══ Information shown
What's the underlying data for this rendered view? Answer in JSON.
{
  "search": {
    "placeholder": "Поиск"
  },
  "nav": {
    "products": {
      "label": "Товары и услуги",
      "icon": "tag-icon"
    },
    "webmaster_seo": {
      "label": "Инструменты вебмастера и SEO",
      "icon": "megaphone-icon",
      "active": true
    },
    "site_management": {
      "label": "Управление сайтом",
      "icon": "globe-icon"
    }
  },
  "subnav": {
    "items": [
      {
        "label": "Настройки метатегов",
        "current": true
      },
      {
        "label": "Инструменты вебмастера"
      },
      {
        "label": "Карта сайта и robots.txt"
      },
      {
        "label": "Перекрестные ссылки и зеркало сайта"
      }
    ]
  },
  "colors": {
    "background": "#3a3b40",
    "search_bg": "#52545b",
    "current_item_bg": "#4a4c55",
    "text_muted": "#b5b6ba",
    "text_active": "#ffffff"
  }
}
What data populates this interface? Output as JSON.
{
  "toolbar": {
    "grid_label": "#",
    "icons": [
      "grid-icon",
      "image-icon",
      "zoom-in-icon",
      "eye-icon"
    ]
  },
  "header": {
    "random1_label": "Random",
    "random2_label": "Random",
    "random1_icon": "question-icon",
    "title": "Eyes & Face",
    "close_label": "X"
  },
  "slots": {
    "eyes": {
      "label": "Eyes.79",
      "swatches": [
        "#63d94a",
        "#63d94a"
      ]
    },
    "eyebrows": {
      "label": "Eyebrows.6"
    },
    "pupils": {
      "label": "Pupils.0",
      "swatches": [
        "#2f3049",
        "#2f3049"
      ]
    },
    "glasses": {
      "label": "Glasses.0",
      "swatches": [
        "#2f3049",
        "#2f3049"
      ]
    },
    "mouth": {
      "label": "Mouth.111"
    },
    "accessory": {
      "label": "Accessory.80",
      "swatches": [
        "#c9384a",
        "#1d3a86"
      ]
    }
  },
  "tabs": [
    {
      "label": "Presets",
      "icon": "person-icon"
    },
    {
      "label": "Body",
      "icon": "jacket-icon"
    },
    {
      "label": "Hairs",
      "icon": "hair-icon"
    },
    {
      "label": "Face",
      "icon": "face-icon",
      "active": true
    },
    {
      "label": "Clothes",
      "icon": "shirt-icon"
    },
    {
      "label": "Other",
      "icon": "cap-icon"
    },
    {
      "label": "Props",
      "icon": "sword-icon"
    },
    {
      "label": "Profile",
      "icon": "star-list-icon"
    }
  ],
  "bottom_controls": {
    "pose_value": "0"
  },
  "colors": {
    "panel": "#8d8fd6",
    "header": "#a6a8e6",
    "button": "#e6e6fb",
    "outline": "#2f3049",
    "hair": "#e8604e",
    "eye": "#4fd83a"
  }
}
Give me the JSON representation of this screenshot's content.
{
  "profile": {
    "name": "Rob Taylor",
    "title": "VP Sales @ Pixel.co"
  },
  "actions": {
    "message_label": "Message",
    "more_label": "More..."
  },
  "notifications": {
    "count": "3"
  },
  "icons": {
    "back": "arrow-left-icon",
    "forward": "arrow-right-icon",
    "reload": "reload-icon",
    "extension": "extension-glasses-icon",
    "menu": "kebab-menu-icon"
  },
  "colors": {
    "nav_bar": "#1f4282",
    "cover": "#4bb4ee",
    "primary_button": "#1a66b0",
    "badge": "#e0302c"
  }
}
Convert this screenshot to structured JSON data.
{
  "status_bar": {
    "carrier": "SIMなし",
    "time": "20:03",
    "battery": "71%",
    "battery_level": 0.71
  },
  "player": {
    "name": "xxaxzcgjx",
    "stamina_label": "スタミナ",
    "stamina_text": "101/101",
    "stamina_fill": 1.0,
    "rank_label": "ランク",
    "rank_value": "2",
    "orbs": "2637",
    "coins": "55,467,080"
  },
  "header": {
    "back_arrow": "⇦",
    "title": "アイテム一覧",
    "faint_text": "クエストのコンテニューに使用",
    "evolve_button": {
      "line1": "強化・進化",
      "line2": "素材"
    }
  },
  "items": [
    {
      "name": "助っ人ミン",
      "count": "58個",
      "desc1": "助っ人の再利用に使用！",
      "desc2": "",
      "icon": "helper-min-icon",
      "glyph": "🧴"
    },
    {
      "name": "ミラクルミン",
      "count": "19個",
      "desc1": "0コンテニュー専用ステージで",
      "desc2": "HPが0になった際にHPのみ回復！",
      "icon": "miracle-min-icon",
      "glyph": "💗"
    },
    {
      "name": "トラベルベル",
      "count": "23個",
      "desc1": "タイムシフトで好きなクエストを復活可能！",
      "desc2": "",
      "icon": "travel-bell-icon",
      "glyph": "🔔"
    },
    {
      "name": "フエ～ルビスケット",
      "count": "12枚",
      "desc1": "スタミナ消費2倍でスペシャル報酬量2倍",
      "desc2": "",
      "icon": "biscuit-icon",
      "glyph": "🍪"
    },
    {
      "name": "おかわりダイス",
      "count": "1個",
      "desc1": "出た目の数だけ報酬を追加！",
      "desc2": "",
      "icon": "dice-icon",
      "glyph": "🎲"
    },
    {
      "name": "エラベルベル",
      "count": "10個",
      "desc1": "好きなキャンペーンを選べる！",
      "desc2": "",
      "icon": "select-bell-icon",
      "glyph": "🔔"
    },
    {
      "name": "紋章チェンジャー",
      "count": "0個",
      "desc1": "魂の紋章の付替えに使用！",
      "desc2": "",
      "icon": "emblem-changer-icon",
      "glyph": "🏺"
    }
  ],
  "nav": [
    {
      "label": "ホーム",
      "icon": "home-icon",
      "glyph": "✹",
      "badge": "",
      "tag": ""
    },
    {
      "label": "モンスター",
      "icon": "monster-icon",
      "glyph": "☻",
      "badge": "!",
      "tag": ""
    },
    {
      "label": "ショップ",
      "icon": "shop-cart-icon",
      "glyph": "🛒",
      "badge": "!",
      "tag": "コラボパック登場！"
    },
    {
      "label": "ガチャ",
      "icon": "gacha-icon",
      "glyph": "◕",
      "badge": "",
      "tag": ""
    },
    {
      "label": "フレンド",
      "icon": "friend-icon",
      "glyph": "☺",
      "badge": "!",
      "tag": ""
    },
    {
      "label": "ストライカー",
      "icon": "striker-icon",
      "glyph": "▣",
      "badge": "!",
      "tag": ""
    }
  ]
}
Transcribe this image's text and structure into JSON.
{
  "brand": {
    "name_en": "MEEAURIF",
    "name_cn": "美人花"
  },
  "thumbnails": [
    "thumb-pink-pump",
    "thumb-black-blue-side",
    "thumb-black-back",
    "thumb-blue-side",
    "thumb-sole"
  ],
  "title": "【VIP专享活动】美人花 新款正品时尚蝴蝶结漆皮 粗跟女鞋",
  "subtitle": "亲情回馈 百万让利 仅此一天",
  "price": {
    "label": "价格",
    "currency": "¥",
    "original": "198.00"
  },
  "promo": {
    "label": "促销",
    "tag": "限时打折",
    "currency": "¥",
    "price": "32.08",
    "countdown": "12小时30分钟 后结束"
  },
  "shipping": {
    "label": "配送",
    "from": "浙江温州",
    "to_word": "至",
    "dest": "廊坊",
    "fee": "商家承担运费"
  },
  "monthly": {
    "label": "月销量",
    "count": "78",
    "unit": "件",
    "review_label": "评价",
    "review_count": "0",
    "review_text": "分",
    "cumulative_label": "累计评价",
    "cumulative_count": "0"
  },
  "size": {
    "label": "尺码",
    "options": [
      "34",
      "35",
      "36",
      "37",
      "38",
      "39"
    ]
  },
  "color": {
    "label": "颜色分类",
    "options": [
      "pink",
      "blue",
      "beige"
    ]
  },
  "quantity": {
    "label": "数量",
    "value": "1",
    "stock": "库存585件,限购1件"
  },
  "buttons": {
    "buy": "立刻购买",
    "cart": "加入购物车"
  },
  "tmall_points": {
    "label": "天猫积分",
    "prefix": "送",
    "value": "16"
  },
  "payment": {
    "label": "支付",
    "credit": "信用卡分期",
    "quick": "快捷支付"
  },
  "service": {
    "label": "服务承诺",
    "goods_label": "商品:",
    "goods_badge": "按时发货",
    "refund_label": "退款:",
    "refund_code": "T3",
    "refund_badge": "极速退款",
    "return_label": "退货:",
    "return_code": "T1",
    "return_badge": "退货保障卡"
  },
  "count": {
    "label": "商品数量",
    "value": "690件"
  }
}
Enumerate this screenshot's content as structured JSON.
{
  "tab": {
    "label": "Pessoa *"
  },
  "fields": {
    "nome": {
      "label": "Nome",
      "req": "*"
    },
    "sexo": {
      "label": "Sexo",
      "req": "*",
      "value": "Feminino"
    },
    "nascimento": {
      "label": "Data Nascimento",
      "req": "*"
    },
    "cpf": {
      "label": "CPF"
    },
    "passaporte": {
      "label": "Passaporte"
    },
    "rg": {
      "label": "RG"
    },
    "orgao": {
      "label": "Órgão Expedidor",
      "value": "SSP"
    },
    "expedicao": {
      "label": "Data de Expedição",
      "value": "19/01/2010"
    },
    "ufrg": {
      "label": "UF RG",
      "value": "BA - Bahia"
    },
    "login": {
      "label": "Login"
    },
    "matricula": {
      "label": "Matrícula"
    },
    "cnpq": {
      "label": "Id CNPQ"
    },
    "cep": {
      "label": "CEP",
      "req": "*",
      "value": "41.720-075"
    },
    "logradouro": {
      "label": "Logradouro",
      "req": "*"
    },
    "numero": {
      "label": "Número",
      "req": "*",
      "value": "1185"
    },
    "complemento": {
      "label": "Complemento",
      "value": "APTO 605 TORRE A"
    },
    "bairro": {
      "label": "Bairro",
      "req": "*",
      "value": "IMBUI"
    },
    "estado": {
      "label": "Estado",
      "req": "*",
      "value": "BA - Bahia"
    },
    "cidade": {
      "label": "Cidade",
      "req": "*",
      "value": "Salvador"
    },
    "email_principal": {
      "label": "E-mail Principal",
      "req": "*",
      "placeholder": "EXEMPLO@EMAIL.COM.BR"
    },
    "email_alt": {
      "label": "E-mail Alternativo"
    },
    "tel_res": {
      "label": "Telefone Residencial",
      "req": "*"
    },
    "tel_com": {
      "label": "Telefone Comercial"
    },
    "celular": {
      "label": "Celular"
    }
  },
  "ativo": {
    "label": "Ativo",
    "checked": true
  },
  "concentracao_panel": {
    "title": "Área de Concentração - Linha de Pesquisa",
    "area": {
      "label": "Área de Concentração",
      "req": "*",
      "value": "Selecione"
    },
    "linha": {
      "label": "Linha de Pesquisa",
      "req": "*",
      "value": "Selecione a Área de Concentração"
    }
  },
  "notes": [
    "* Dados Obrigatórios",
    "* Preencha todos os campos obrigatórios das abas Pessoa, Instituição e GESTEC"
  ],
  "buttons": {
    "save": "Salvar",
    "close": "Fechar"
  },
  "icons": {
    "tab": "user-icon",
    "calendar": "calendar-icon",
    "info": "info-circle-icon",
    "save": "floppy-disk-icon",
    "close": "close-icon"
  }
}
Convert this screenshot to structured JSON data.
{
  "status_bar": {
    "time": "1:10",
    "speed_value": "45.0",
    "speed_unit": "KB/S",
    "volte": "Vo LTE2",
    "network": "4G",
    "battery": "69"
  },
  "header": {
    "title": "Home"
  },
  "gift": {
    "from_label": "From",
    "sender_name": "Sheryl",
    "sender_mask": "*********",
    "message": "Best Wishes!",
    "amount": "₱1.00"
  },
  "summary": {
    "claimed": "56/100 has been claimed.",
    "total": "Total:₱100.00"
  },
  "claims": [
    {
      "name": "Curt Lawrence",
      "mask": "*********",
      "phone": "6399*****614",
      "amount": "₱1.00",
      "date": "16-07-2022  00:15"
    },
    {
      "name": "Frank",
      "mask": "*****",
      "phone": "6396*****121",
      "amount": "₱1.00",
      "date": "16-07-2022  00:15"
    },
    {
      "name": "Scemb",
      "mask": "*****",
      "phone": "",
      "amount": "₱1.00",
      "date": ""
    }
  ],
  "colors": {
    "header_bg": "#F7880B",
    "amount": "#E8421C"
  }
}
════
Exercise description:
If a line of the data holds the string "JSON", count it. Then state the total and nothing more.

Expected answer:
7